Meals, Part 3: Indigestion
Common pitfalls in the area of Meals & Entertainment
No meal was ever enjoyed more than the meal you wrote off as a tax deduction. But was it legit?
In my experience, this is one of the most abused deductions available to the small business owner. All too often, the small business owner considers every activity a business deduction from the first step outside the home in the morning until returning to the home in the evening. When the business owner meets a business buddy in a coffee shop, and they each buy a sandwich and eat together companionably, they each believe they’ve just had a deductible business meal. If the business owner is on a trip, every cup of coffee, and even the tiny little airplane cocktail get tallied up for a meal reimbursement. Sadly, none of these are valid deductions as Meals & Entertainment.
Meals, Part 2: Have your cake and eat it, too!
How to properly document your meal expense
What a great lunch! You just convinced Gidget (of Gidget’s Widgets) not only to carry your patented micro-widget, but also to devote an entire edition of The Wonders of Widgets magazine to the marvels of micro-widgets. You smile broadly as you sign the credit card receipt, tuck a $7 cash tip under the water glass, and (making small talk about the frightful weather) walk with Gidget out to your respective cars.
Stop! Let’s rewind a bit, because if we don’t, you aren’t going to be able to support the meal expense. Sure, it definitely had an acceptable business purpose, and for $44.44, the meal was certainly reasonable – not too fancy, not too plain. But you’re still forgetting a few things.
Meals, Part 1: Food, Glorious Food
First in a short series on the Meal Expense
A good old turkey club…
a crock of French onion soup…
and anything alfredo…
Everybody likes to eat, and getting to take a meal as a tax deduction only makes it sweeter.
FBAR Changes: Part 2, Mechanics
FBAR (pronounced eff-bar) is the acronym for the original form, Foreign Bank Account Report. In time for the 2015 filing season, and in conjunction with the renaming of various governmental agencies, the name of the form was changed to Report of Foreign Bank and Financial Accounts, FinCEN Report 114. (Is it any wonder it is still referred to as the FBAR?) You can search for it on the internet this way. Even IRS publications still use FBAR.
Effectively, it is a list of all financial accounts outside of the USA, to which your name is attached. You might own the account 100%, or only own part of the account. You might simply be a signer on the account, and actually own none of it. For example, you are the treasurer for a missionary hospital that maintains a bank account in Brazil, or you and your brother are both signers on your mom’s bank accounts back home in Egypt.
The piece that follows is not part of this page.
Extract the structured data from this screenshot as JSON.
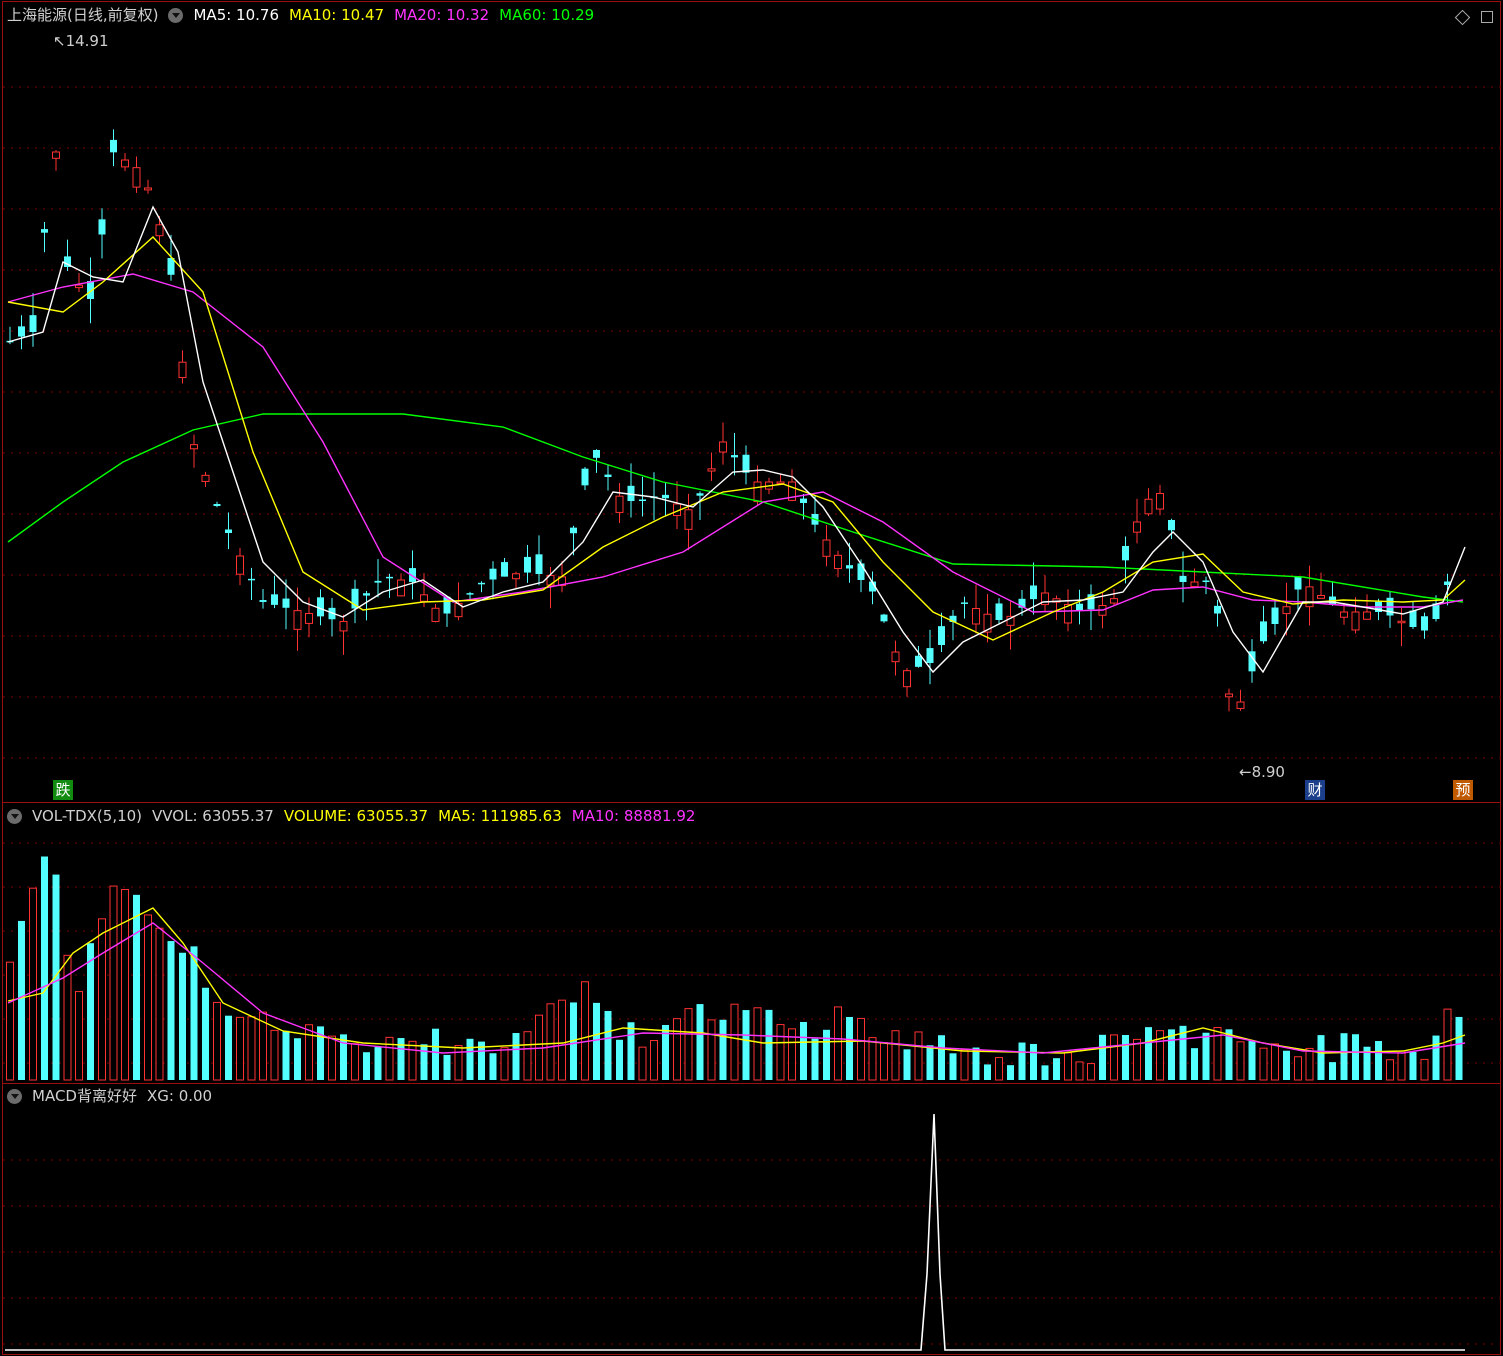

FBAR Changes: Part 1, Background
Foreign bank account reporting for folks who live in the USA
As nearly as I can tell, if tax forms had Facebook friends, this one would have the fewest. It only applies to people living in the USA who keep money in banks that are located outside the USA. Many of these people don’t even know they are subject to FBAR (pronounced eff-bar) reporting. The form is only available online. Filling it out probably won’t result in taxes, but not filling it out can result in fines and penalties.
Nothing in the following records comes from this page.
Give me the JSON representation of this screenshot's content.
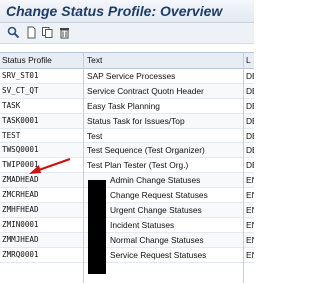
{
  "title": "Change Status Profile: Overview",
  "toolbar": {
    "icons": [
      "change-display-icon",
      "new-entries-icon",
      "copy-icon",
      "delete-icon"
    ]
  },
  "table": {
    "headers": [
      "Status Profile",
      "Text",
      "L"
    ],
    "rows": [
      {
        "profile": "SRV_ST01",
        "text": "SAP Service Processes",
        "lang": "DE"
      },
      {
        "profile": "SV_CT_QT",
        "text": "Service Contract Quotn Header",
        "lang": "DE"
      },
      {
        "profile": "TASK",
        "text": "Easy Task Planning",
        "lang": "DE"
      },
      {
        "profile": "TASK0001",
        "text": "Status Task for Issues/Top",
        "lang": "DE"
      },
      {
        "profile": "TEST",
        "text": "Test",
        "lang": "DE"
      },
      {
        "profile": "TWSQ0001",
        "text": "Test Sequence (Test Organizer)",
        "lang": "DE"
      },
      {
        "profile": "TWIP0001",
        "text": "Test Plan Tester (Test Org.)",
        "lang": "DE"
      },
      {
        "profile": "ZMADHEAD",
        "text": "Admin Change Statuses",
        "lang": "EN"
      },
      {
        "profile": "ZMCRHEAD",
        "text": "Change Request Statuses",
        "lang": "EN"
      },
      {
        "profile": "ZMHFHEAD",
        "text": "Urgent Change Statuses",
        "lang": "EN"
      },
      {
        "profile": "ZMIN0001",
        "text": "Incident Statuses",
        "lang": "EN"
      },
      {
        "profile": "ZMMJHEAD",
        "text": "Normal Change Statuses",
        "lang": "EN"
      },
      {
        "profile": "ZMRQ0001",
        "text": "Service Request Statuses",
        "lang": "EN"
      }
    ]
  },
  "colors": {
    "title": "#1f3c66",
    "header_bg": "#e7edf4",
    "arrow": "#d01010",
    "redaction": "#000000"
  }
}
The obvious question is, if it’s not a tax form that collects taxes, why is it a tax problem? I’ll share my understanding. If you are living in the USA, the USA wants you to pay income tax. The USA expects that you should pay income tax on whatever income you received during the year, regardless of the source. The source might be a W2 job in Mullica Hill, or interest from a bank in Mays Landing, or your share of the net income from a partnership in Mount Laurel. But it could also be some kind of income from a holding back home in Mexico or Mozambique. (They even expect you to pay income tax on income that you received from an illegal source, but that is outside the scope of this article.)